Doctors can use blood tests or skin tests to help diagnose. An allergy test will show whether you are allergic to animals.
Allergens from pets will stay at home for a long time, so it is best to stay away from pets for a while to see if the symptoms of allergies will disappear, and it will not work if you remove the pet
How to deal with and care for Allergies to Pets?
Avoiding contact with pets is the best way to treat Allergies to Pets. When there is less contact with them, the patient’s allergic reactions may be reduced, or mild allergic reactions may occur. Many people may not want to do this because they love their pets very much.
If you own a pet, the following practices can help reduce allergens in your home.
- Often bathe pets.
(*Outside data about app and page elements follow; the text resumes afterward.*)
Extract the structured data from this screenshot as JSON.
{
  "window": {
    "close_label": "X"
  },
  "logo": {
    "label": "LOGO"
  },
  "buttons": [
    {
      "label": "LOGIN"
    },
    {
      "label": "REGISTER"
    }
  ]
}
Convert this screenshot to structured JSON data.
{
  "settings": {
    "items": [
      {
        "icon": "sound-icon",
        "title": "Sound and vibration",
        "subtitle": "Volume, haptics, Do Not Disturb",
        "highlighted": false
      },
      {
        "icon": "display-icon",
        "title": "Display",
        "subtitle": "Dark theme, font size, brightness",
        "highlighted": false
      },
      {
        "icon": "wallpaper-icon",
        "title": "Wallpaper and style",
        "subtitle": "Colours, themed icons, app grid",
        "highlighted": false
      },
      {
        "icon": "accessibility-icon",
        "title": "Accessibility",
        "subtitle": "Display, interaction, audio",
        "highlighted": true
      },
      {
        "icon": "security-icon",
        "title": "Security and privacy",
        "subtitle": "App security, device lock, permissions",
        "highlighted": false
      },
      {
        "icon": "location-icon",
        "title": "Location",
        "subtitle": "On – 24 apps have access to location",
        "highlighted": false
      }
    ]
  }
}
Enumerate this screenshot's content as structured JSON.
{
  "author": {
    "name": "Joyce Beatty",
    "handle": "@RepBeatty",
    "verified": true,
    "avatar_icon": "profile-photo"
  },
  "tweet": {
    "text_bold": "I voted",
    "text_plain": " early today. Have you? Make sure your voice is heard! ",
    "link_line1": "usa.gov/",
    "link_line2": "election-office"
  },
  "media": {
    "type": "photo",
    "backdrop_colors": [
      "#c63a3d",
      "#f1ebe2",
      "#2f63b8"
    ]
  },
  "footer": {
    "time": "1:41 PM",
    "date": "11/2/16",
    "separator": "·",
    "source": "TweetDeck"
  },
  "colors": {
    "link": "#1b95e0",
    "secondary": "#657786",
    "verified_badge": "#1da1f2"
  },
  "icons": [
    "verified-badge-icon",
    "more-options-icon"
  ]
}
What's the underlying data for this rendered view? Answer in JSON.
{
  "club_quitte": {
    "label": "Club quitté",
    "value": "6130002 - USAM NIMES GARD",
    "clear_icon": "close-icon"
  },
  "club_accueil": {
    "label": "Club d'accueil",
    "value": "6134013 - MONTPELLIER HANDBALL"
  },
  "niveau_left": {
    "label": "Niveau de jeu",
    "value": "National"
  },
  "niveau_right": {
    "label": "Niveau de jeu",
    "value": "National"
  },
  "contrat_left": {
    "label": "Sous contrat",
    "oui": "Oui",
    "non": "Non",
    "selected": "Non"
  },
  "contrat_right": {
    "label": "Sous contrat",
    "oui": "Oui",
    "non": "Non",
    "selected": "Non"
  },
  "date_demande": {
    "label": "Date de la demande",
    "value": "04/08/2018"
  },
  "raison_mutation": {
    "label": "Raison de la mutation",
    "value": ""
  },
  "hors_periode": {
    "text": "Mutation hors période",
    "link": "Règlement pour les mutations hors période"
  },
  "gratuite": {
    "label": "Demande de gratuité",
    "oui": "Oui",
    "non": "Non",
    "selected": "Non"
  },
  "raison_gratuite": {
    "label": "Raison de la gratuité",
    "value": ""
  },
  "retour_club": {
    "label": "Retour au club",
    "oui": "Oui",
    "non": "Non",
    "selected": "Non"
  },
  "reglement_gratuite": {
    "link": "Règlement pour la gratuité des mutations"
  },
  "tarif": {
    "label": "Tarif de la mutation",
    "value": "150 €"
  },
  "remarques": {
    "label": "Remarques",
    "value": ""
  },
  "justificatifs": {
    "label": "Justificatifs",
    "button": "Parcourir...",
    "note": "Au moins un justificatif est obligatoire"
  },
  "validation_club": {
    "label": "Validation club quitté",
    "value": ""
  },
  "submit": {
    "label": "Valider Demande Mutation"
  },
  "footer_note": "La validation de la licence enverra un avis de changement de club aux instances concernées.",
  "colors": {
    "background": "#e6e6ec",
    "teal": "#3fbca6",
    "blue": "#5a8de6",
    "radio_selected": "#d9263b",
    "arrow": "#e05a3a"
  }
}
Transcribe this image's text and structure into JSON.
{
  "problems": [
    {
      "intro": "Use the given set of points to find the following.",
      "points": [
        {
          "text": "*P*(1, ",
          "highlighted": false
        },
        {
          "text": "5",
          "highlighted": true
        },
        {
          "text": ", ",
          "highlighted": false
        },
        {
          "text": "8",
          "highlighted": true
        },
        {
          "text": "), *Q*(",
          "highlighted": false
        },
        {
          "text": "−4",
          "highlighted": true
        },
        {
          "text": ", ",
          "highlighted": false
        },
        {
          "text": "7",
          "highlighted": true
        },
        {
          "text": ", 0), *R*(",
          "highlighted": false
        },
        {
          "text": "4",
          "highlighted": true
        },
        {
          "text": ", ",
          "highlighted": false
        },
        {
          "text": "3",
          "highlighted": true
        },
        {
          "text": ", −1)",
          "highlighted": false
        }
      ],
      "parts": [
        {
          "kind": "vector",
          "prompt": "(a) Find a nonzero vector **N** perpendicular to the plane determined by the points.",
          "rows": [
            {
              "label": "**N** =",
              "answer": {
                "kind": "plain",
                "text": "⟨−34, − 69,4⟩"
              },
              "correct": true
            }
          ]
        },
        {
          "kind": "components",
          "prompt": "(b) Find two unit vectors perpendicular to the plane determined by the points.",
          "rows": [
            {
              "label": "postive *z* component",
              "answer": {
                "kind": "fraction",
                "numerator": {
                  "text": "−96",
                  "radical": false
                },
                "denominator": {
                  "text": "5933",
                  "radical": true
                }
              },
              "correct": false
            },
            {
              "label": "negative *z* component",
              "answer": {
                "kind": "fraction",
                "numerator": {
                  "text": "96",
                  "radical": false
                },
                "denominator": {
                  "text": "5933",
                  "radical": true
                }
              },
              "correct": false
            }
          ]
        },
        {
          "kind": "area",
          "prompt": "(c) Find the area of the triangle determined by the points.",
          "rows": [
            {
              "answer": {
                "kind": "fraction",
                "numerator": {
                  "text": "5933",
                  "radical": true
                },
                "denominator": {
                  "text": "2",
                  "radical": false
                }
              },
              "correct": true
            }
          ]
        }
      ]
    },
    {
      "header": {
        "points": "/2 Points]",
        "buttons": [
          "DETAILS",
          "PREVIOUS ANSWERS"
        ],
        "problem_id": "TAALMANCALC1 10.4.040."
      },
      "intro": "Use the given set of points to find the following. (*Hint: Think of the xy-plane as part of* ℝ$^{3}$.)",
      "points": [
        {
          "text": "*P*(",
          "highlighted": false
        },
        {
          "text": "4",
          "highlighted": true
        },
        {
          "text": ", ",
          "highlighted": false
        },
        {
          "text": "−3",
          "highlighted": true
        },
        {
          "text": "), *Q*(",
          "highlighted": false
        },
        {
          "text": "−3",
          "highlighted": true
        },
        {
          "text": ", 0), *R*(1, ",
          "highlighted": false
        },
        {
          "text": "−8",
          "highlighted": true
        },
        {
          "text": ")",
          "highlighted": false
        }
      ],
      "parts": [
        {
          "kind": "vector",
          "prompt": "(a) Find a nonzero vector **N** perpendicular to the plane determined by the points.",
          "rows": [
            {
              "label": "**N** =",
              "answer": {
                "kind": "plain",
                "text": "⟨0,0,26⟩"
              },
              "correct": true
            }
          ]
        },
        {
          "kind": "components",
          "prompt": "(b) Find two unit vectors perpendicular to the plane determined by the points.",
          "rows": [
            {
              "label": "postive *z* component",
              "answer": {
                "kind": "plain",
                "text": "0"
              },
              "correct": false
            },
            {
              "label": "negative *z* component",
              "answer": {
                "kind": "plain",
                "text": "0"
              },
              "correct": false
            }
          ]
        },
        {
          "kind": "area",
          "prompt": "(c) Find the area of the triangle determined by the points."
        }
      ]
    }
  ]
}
Let family members or friends who are not allergic to pets bathe their pets every week.
- Establish a pet-free zone. Establish pet-free areas in bedrooms and other rooms to reduce allergens in these rooms.
- Replace carpets and dander furniture. If possible, replace carpets with tiles, wood, linoleum, or vinyl flooring, as these are not easy to inhale pet allergens. You can replace other allergen-containing furniture, such as upholstered furniture, curtains, and horizontal blinds.
- Ask for help. Family members or friends who are not allergic to pets are asked to clean their pet’s litter box, beds, or cage.
- Use a high-efficiency filter. High-efficiency particulate air cleaners and exhaust air purifiers help reduce pet allergens in the air.
- Keep pets outside. If pets can live outdoors, you can place their beds outside the house, reducing allergens at home. Most pets may not live outside the house, or this approach will not work under certain weather conditions.
5 Misunderstandings About Allergies to Pets
1: Only pet hair can cause allergies.
It’s not true. Pet hair is annoying and can cause allergies because it contains saliva or other pet proteins.
Pet proteins cause allergic reactions to pets in pet dander, such as tiny dander, saliva, and urine. The overactive immune system in allergy sufferers attacks these harmless substances.
According to the American Lung Association (ALA), animals with more fur are more likely to carry other allergens, such as pet dander and dust.
Myth 2: Continuous contact with animals will make you no allergic to them.
If you are allergic to animals, whether you are a child or an adult, increased exposure usually does not reduce the allergic reaction. The situation may get worse. This conclusion is based on the report of the Australian Society of Clinical Immunology and Allergy.
However, studies have confirmed that early childhood exposure to cats, dogs, and other animals may reduce the risk of allergic reactions later.
Myth 3: There are some breeds of cats and dogs that do not cause allergies.
It’s not true. All cat or dog breeds produce dander. However, some breeds are considered more suitable for allergy sufferers than others. Generally, the better breed has less fur. In addition, smaller dogs secrete less saliva than larger dogs. The American Kennel Club recommends that allergy sufferers breed breeds that produce less dander.
Myth 4: Small animals do not cause allergies.
This statement is incorrect. According to the US Environmental Protection Agency, hamsters, guinea pigs, birds and other warm-blooded mammals can also trigger asthma and allergic reactions in people allergic to animal dander. For many allergy sufferers, birds are also a significant problem because they release dander into the air through cleaning their feathers, flapping their wings, and flying. If you are allergic to animals but still want to keep a pet, consider animals without dander like fish, turtles or other reptiles.
Myth 5: You will not have Allergies when you are not at home.
Not necessarily. Due to its tiny size and jagged shape, pet allergens tend to stick to clothes and other fabrics and be carried to other locations. Animal dander that can cause allergies can be found in many public places (such as workplaces, classrooms, and hospitals).